In Hampton Roads, Va., 40,000 feet of yellow ribbon has been wrapped around a bridge. Town fathers are gearing up for mass rallies in Oceanside, Calif., near Camp Pendleton.
New York City promises a ticker-tape parade like none before. It hopes to raise $5 million in private donations for the extravaganza.
So far, says Joseph Flom, a key organizer, ``the response by volunteers has been the most overwhelming I've seen in all my time of doing charities.''
In Congress, the focus isn't on parades - though one lawmaker is proposing a mass rally in Washington, D.C. - but benefits.
Dozens of bills have been introduced to help Desert Storm veterans, with lawmakers at times spatting over who is more sincere in their intentions.
The proposals are wide ranging: waiving the 10 percent penalty for withdrawals from Individual Retirement Accounts, extending the period of unemployment compensation for troops laid off from the military, protection against rental evictions for those who served in the Gulf.
Not all will pass - differences exist, for instance, over how to fund the proposals. But a comprehensive package is expected to emerge. Of one package in the House, a Democratic staff member says: ``There has probably been nothing equal to it since the GI Bill after World War II.''
Free tuition, steaks
What Congress won't give, states and companies probably will. Minnesota lawmakers are considering free college tuition for veterans, while Nevada may give those who served in the Gulf 24 free semester credits.
In Alabama, one lawmaker proposes free driver's licenses and hunting and fishing licenses.

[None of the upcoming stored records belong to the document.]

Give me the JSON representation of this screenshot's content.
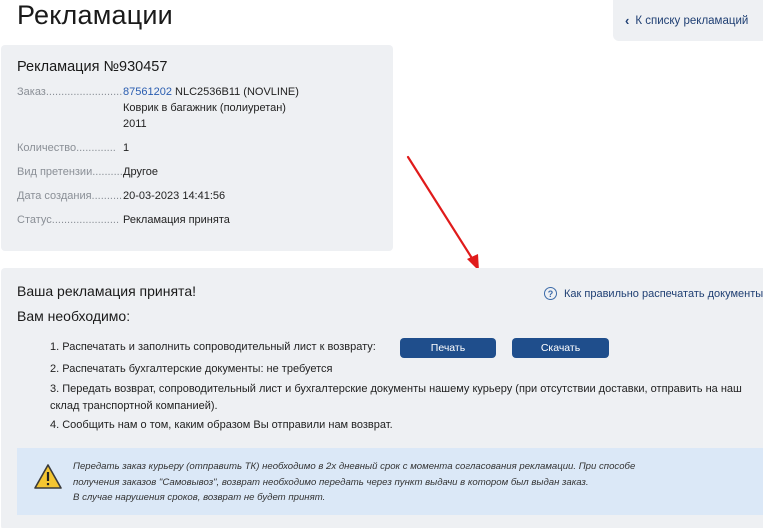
{
  "page": {
    "title": "Рекламации"
  },
  "back_link": {
    "label": "К списку рекламаций"
  },
  "claim": {
    "title": "Рекламация №930457",
    "fields": [
      {
        "label": "Заказ.........................",
        "link": "87561202",
        "value_lines": [
          "NLC2536B11 (NOVLINE)",
          "Коврик в багажник (полиуретан)",
          "2011"
        ]
      },
      {
        "label": "Количество.............",
        "value": "1"
      },
      {
        "label": "Вид претензии..........",
        "value": "Другое"
      },
      {
        "label": "Дата создания..........",
        "value": "20-03-2023 14:41:56"
      },
      {
        "label": "Статус......................",
        "value": "Рекламация принята"
      }
    ]
  },
  "accepted": {
    "title": "Ваша рекламация принята!",
    "need": "Вам необходимо:",
    "help_link": "Как правильно распечатать документы",
    "steps": [
      "1. Распечатать и заполнить сопроводительный лист к возврату:",
      "2. Распечатать бухгалтерские документы: не требуется",
      "3. Передать возврат, сопроводительный лист и бухгалтерские документы нашему курьеру (при отсутствии доставки, отправить на наш",
      "склад транспортной компанией).",
      "4. Сообщить нам о том, каким образом Вы отправили нам возврат."
    ],
    "print_button": "Печать",
    "download_button": "Скачать"
  },
  "warning": {
    "lines": [
      "Передать заказ курьеру (отправить ТК) необходимо в 2х дневный срок с момента согласования рекламации. При способе",
      "получения заказов \"Самовывоз\", возврат необходимо передать через пункт выдачи в котором был выдан заказ.",
      "В случае нарушения сроков, возврат не будет принят."
    ]
  },
  "colors": {
    "accent": "#1f4e8c",
    "link": "#2a5db0",
    "panel": "#eef0f3",
    "warning_bg": "#dbe8f7",
    "arrow": "#e01b1b"
  }
}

Military personnel in California will be able to tour Universal Studios free. Airlines are offering soldiers up to 70 percent off on airfares, and the Steak Escape, an Ohio-based restaurant chain, is giving discounts on meals.